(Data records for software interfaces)

━━━━━━

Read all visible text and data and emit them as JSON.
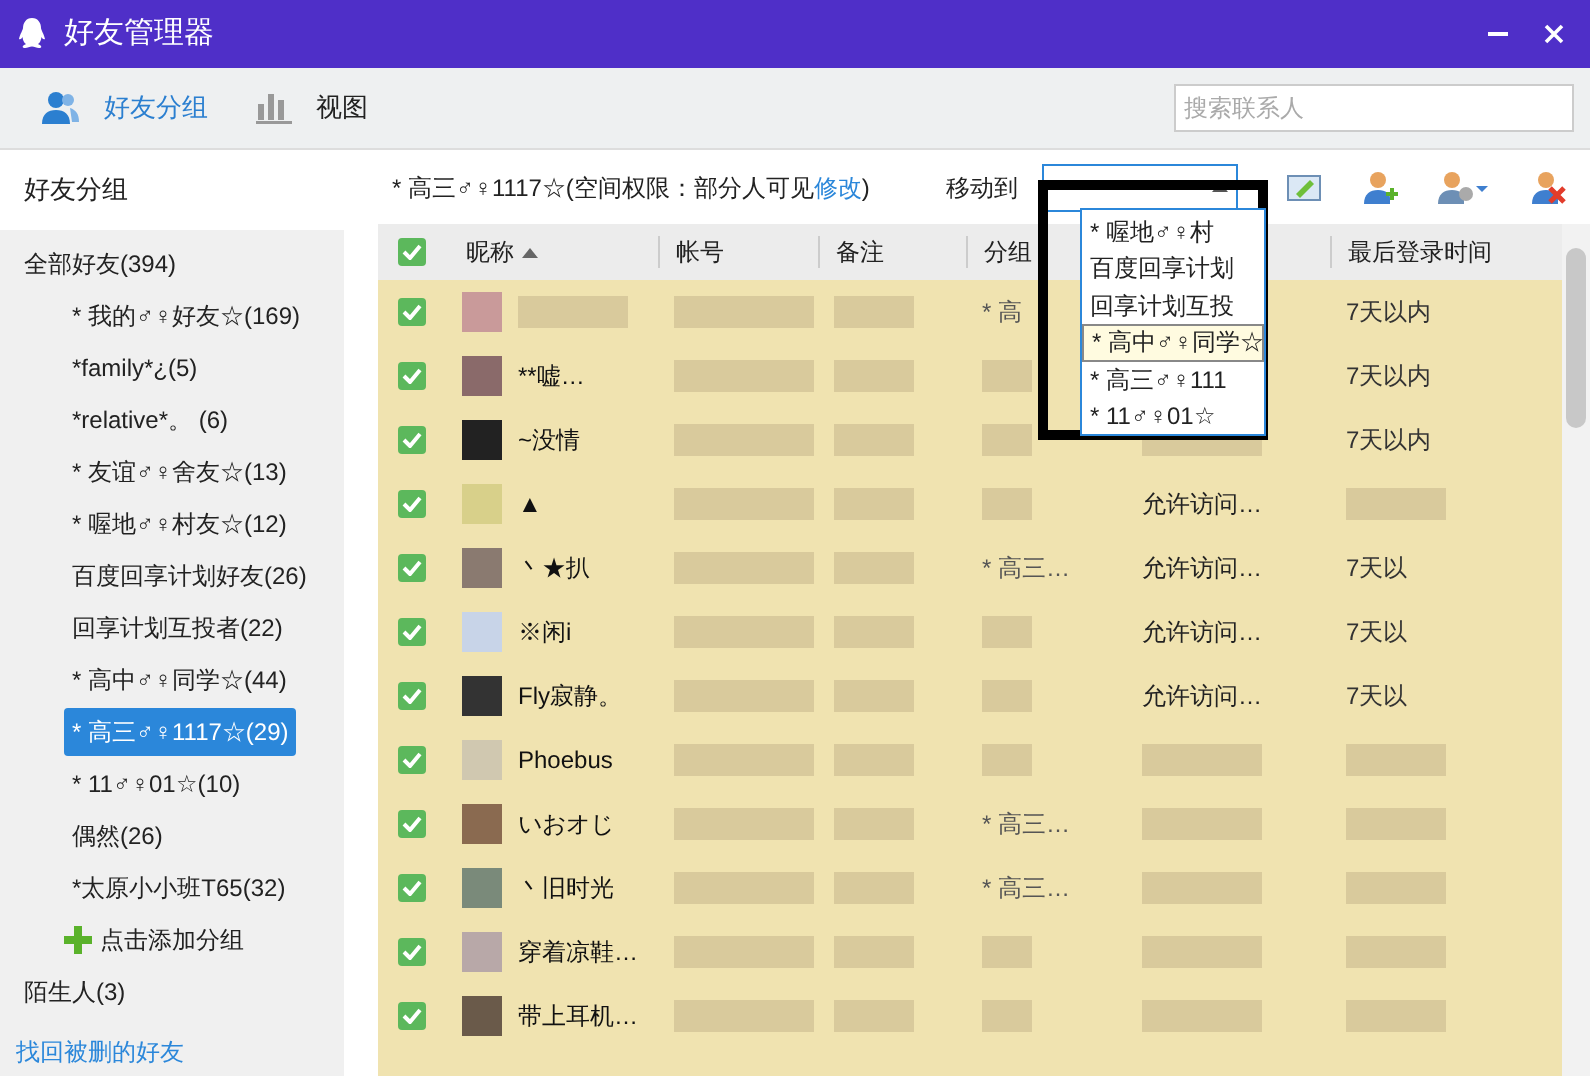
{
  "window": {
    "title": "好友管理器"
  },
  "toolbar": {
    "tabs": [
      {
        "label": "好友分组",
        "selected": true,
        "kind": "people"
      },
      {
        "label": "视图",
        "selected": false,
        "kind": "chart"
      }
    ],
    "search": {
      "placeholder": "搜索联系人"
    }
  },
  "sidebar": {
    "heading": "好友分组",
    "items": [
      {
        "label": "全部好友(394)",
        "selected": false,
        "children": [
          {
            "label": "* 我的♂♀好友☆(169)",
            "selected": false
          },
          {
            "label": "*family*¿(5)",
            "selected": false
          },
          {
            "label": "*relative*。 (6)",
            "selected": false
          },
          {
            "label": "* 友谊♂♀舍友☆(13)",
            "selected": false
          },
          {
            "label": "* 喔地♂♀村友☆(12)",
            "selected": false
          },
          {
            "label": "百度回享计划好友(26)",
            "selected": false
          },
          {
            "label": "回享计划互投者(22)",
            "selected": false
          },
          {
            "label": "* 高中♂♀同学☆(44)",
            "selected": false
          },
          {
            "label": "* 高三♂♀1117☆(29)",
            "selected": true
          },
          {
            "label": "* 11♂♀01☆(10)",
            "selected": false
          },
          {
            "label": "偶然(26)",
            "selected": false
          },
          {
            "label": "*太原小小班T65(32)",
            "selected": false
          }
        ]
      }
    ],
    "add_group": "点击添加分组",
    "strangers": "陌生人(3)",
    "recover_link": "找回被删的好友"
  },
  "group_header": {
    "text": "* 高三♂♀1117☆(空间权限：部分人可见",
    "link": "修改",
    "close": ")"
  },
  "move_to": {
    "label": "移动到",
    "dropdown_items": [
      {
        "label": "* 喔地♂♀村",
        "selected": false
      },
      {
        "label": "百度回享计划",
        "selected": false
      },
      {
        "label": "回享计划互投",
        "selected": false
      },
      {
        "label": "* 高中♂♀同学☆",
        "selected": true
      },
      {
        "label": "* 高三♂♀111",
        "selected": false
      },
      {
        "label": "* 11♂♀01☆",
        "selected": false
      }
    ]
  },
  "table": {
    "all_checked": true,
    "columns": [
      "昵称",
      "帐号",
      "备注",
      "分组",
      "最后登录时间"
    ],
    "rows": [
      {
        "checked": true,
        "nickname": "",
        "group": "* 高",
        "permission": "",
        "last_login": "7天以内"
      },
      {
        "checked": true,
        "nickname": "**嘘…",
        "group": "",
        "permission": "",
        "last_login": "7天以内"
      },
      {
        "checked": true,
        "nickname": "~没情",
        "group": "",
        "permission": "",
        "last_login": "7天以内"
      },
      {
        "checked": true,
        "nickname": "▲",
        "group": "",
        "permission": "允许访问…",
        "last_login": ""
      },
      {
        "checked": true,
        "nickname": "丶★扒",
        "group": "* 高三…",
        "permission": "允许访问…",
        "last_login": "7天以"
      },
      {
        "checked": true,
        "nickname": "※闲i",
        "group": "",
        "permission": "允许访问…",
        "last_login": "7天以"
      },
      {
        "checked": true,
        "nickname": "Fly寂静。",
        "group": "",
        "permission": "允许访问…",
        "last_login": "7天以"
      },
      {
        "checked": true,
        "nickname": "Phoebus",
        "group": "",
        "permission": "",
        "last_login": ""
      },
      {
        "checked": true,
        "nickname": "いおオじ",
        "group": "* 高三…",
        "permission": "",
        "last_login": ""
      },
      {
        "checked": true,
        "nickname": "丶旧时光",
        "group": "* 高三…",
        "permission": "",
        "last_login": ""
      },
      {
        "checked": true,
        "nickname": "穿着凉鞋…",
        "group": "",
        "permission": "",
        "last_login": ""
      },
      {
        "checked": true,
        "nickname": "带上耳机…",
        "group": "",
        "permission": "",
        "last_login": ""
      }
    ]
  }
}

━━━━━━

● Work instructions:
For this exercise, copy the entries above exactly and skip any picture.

● Exercise solution:
Read all visible text and data and emit them as JSON.
{
  "window": {
    "title": "好友管理器"
  },
  "toolbar": {
    "tabs": [
      {
        "label": "好友分组",
        "selected": true,
        "kind": "people"
      },
      {
        "label": "视图",
        "selected": false,
        "kind": "chart"
      }
    ],
    "search": {
      "placeholder": "搜索联系人"
    }
  },
  "sidebar": {
    "heading": "好友分组",
    "items": [
      {
        "label": "全部好友(394)",
        "selected": false,
        "children": [
          {
            "label": "* 我的♂♀好友☆(169)",
            "selected": false
          },
          {
            "label": "*family*¿(5)",
            "selected": false
          },
          {
            "label": "*relative*。 (6)",
            "selected": false
          },
          {
            "label": "* 友谊♂♀舍友☆(13)",
            "selected": false
          },
          {
            "label": "* 喔地♂♀村友☆(12)",
            "selected": false
          },
          {
            "label": "百度回享计划好友(26)",
            "selected": false
          },
          {
            "label": "回享计划互投者(22)",
            "selected": false
          },
          {
            "label": "* 高中♂♀同学☆(44)",
            "selected": false
          },
          {
            "label": "* 高三♂♀1117☆(29)",
            "selected": true
          },
          {
            "label": "* 11♂♀01☆(10)",
            "selected": false
          },
          {
            "label": "偶然(26)",
            "selected": false
          },
          {
            "label": "*太原小小班T65(32)",
            "selected": false
          }
        ]
      }
    ],
    "add_group": "点击添加分组",
    "strangers": "陌生人(3)",
    "recover_link": "找回被删的好友"
  },
  "group_header": {
    "text": "* 高三♂♀1117☆(空间权限：部分人可见",
    "link": "修改",
    "close": ")"
  },
  "move_to": {
    "label": "移动到",
    "dropdown_items": [
      {
        "label": "* 喔地♂♀村",
        "selected": false
      },
      {
        "label": "百度回享计划",
        "selected": false
      },
      {
        "label": "回享计划互投",
        "selected": false
      },
      {
        "label": "* 高中♂♀同学☆",
        "selected": true
      },
      {
        "label": "* 高三♂♀111",
        "selected": false
      },
      {
        "label": "* 11♂♀01☆",
        "selected": false
      }
    ]
  },
  "table": {
    "all_checked": true,
    "columns": [
      "昵称",
      "帐号",
      "备注",
      "分组",
      "最后登录时间"
    ],
    "rows": [
      {
        "checked": true,
        "nickname": "",
        "group": "* 高",
        "permission": "",
        "last_login": "7天以内"
      },
      {
        "checked": true,
        "nickname": "**嘘…",
        "group": "",
        "permission": "",
        "last_login": "7天以内"
      },
      {
        "checked": true,
        "nickname": "~没情",
        "group": "",
        "permission": "",
        "last_login": "7天以内"
      },
      {
        "checked": true,
        "nickname": "▲",
        "group": "",
        "permission": "允许访问…",
        "last_login": ""
      },
      {
        "checked": true,
        "nickname": "丶★扒",
        "group": "* 高三…",
        "permission": "允许访问…",
        "last_login": "7天以"
      },
      {
        "checked": true,
        "nickname": "※闲i",
        "group": "",
        "permission": "允许访问…",
        "last_login": "7天以"
      },
      {
        "checked": true,
        "nickname": "Fly寂静。",
        "group": "",
        "permission": "允许访问…",
        "last_login": "7天以"
      },
      {
        "checked": true,
        "nickname": "Phoebus",
        "group": "",
        "permission": "",
        "last_login": ""
      },
      {
        "checked": true,
        "nickname": "いおオじ",
        "group": "* 高三…",
        "permission": "",
        "last_login": ""
      },
      {
        "checked": true,
        "nickname": "丶旧时光",
        "group": "* 高三…",
        "permission": "",
        "last_login": ""
      },
      {
        "checked": true,
        "nickname": "穿着凉鞋…",
        "group": "",
        "permission": "",
        "last_login": ""
      },
      {
        "checked": true,
        "nickname": "带上耳机…",
        "group": "",
        "permission": "",
        "last_login": ""
      }
    ]
  }
}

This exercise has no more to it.